- _Input material_
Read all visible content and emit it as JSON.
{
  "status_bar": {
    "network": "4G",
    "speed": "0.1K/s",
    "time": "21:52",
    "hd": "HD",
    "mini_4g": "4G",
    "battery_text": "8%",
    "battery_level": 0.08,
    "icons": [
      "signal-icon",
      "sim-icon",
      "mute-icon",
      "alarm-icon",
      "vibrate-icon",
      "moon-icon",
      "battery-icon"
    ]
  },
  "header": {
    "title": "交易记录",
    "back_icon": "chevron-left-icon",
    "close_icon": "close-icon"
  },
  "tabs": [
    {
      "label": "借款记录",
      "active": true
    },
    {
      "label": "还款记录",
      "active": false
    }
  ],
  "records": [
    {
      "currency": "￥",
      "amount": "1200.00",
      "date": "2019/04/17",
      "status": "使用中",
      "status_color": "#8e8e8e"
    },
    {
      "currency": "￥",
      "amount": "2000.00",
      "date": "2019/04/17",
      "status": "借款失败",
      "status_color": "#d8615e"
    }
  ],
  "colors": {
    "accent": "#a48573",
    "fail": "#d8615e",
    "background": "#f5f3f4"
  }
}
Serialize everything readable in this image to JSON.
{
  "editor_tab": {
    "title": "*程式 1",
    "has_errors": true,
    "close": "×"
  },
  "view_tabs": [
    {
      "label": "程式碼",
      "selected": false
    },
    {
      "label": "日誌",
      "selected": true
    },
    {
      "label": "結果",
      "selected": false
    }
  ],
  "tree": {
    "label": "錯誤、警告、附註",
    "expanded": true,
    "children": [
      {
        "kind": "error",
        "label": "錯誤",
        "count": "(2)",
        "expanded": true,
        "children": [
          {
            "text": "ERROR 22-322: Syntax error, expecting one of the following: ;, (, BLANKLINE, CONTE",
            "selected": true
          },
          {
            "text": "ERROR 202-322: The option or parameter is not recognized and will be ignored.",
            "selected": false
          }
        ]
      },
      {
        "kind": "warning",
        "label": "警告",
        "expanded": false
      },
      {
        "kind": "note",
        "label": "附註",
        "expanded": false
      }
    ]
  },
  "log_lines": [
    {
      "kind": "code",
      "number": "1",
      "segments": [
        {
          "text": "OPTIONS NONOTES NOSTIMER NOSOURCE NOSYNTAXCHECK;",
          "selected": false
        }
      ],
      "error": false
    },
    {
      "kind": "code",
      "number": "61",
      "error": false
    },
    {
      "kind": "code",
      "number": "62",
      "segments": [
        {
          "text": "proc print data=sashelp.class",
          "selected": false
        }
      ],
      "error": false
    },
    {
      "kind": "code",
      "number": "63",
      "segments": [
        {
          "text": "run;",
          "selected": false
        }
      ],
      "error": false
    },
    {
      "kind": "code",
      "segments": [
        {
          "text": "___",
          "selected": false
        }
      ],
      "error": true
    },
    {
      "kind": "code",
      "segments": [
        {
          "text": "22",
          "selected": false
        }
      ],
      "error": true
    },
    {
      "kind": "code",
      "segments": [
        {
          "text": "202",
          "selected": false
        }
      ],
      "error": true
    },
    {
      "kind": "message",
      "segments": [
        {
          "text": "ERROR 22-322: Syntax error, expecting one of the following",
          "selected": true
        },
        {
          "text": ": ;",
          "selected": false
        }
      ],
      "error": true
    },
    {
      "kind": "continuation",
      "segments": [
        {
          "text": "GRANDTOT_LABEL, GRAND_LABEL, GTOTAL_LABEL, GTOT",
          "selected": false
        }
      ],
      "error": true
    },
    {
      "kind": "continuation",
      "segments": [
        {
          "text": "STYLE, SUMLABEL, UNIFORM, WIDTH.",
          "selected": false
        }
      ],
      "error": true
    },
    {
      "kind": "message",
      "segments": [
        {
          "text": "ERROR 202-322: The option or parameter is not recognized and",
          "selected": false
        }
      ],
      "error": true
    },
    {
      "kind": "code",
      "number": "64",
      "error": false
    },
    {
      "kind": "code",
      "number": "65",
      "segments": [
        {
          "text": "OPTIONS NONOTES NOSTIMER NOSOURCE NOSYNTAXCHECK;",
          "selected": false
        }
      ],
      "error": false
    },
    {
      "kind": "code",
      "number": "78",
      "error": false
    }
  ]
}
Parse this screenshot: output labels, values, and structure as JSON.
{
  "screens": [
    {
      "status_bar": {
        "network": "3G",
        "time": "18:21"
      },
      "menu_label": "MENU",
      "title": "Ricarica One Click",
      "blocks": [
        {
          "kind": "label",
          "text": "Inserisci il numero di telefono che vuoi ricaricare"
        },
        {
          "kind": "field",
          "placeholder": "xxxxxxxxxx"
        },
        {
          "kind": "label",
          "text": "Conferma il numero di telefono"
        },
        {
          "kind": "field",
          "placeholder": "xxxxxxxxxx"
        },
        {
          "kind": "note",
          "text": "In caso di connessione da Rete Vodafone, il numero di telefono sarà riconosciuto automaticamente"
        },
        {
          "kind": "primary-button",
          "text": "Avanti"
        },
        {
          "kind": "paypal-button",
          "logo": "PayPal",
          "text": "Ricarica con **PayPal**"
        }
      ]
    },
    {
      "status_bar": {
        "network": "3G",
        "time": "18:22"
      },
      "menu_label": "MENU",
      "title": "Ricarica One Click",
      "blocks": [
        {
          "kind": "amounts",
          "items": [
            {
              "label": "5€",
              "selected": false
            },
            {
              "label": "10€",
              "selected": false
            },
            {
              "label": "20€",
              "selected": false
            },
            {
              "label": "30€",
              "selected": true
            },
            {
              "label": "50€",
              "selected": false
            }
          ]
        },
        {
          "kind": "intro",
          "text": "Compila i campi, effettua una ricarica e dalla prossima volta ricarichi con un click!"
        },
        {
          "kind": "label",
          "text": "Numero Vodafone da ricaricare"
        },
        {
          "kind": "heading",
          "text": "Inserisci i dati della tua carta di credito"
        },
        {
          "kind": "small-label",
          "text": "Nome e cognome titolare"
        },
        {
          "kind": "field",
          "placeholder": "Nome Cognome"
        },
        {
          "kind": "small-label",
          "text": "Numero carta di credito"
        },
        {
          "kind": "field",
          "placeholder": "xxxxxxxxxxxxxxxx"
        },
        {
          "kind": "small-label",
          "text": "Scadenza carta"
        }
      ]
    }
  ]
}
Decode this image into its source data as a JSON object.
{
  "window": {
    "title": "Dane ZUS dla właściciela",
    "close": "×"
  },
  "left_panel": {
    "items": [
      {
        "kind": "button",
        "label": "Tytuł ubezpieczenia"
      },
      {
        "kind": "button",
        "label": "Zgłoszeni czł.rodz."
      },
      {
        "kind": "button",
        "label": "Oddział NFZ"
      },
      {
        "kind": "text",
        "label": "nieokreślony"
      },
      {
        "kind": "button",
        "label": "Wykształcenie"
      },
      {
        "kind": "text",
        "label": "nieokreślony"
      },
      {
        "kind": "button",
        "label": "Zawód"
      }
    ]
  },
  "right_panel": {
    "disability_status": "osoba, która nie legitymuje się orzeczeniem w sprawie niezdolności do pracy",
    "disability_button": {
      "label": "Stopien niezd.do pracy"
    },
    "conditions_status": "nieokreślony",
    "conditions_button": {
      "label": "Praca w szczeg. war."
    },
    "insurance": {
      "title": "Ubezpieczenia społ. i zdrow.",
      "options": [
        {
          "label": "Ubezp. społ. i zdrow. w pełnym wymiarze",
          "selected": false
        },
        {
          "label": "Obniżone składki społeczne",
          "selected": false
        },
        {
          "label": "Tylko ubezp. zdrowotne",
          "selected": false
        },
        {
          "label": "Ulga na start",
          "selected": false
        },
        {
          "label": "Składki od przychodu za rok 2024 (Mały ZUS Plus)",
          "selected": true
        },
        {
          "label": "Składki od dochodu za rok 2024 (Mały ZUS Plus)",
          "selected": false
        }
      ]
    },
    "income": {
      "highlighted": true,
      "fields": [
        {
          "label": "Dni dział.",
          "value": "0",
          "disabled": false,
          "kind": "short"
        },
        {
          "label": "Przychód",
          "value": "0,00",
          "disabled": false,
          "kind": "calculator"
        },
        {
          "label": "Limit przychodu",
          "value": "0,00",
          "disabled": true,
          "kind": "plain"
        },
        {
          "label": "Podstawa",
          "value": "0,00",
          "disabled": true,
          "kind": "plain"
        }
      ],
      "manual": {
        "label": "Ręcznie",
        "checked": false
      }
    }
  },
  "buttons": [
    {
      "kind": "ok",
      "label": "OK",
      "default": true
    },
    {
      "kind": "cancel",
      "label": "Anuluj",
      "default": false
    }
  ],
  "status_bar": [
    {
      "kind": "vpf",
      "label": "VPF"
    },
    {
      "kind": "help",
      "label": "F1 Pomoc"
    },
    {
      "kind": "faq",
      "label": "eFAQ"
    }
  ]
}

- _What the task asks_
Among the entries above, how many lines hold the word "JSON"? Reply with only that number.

- _Solution to this exercise_
4